=== Begin Enclosure ===
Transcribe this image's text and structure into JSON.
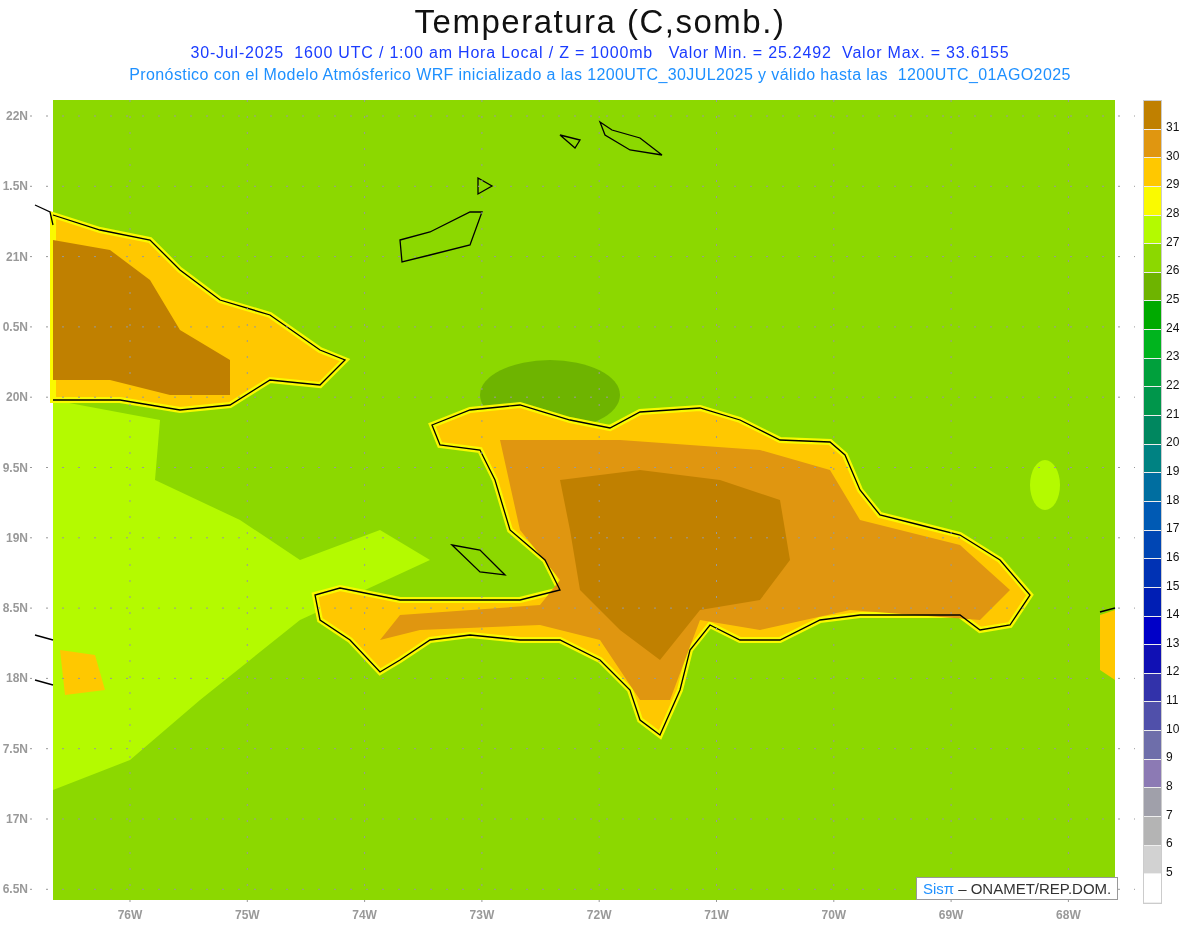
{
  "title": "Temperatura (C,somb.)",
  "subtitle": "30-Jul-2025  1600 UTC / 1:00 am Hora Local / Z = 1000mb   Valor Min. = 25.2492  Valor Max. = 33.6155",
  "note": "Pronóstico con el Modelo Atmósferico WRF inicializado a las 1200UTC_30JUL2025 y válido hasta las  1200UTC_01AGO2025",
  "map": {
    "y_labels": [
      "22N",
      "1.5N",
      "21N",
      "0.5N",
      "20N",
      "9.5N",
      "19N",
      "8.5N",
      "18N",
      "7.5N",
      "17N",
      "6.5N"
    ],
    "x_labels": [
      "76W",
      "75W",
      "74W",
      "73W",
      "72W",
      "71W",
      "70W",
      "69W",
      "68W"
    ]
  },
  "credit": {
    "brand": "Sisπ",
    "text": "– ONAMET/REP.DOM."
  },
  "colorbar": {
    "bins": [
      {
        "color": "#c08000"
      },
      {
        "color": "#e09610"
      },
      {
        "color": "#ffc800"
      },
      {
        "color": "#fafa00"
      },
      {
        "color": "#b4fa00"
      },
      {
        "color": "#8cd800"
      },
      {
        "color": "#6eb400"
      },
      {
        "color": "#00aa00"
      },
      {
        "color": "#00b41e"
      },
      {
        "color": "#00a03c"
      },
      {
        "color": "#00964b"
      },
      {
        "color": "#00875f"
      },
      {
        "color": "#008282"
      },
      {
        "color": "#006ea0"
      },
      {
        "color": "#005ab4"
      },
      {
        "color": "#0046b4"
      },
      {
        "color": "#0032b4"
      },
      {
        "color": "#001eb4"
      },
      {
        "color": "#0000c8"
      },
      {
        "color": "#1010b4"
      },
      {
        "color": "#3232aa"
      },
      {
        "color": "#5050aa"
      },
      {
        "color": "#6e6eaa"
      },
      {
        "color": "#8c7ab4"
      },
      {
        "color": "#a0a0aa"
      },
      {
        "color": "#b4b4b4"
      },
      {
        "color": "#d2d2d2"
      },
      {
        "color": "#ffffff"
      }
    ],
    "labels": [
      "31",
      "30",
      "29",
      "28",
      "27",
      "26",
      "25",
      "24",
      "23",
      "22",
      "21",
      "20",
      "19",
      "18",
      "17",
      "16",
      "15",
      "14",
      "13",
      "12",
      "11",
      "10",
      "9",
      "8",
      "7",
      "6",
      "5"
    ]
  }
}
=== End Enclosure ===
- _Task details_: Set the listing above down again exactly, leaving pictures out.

- _Response box_:
Transcribe this image's text and structure into JSON.
{
  "title": "Temperatura (C,somb.)",
  "subtitle": "30-Jul-2025  1600 UTC / 1:00 am Hora Local / Z = 1000mb   Valor Min. = 25.2492  Valor Max. = 33.6155",
  "note": "Pronóstico con el Modelo Atmósferico WRF inicializado a las 1200UTC_30JUL2025 y válido hasta las  1200UTC_01AGO2025",
  "map": {
    "y_labels": [
      "22N",
      "1.5N",
      "21N",
      "0.5N",
      "20N",
      "9.5N",
      "19N",
      "8.5N",
      "18N",
      "7.5N",
      "17N",
      "6.5N"
    ],
    "x_labels": [
      "76W",
      "75W",
      "74W",
      "73W",
      "72W",
      "71W",
      "70W",
      "69W",
      "68W"
    ]
  },
  "credit": {
    "brand": "Sisπ",
    "text": "– ONAMET/REP.DOM."
  },
  "colorbar": {
    "bins": [
      {
        "color": "#c08000"
      },
      {
        "color": "#e09610"
      },
      {
        "color": "#ffc800"
      },
      {
        "color": "#fafa00"
      },
      {
        "color": "#b4fa00"
      },
      {
        "color": "#8cd800"
      },
      {
        "color": "#6eb400"
      },
      {
        "color": "#00aa00"
      },
      {
        "color": "#00b41e"
      },
      {
        "color": "#00a03c"
      },
      {
        "color": "#00964b"
      },
      {
        "color": "#00875f"
      },
      {
        "color": "#008282"
      },
      {
        "color": "#006ea0"
      },
      {
        "color": "#005ab4"
      },
      {
        "color": "#0046b4"
      },
      {
        "color": "#0032b4"
      },
      {
        "color": "#001eb4"
      },
      {
        "color": "#0000c8"
      },
      {
        "color": "#1010b4"
      },
      {
        "color": "#3232aa"
      },
      {
        "color": "#5050aa"
      },
      {
        "color": "#6e6eaa"
      },
      {
        "color": "#8c7ab4"
      },
      {
        "color": "#a0a0aa"
      },
      {
        "color": "#b4b4b4"
      },
      {
        "color": "#d2d2d2"
      },
      {
        "color": "#ffffff"
      }
    ],
    "labels": [
      "31",
      "30",
      "29",
      "28",
      "27",
      "26",
      "25",
      "24",
      "23",
      "22",
      "21",
      "20",
      "19",
      "18",
      "17",
      "16",
      "15",
      "14",
      "13",
      "12",
      "11",
      "10",
      "9",
      "8",
      "7",
      "6",
      "5"
    ]
  }
}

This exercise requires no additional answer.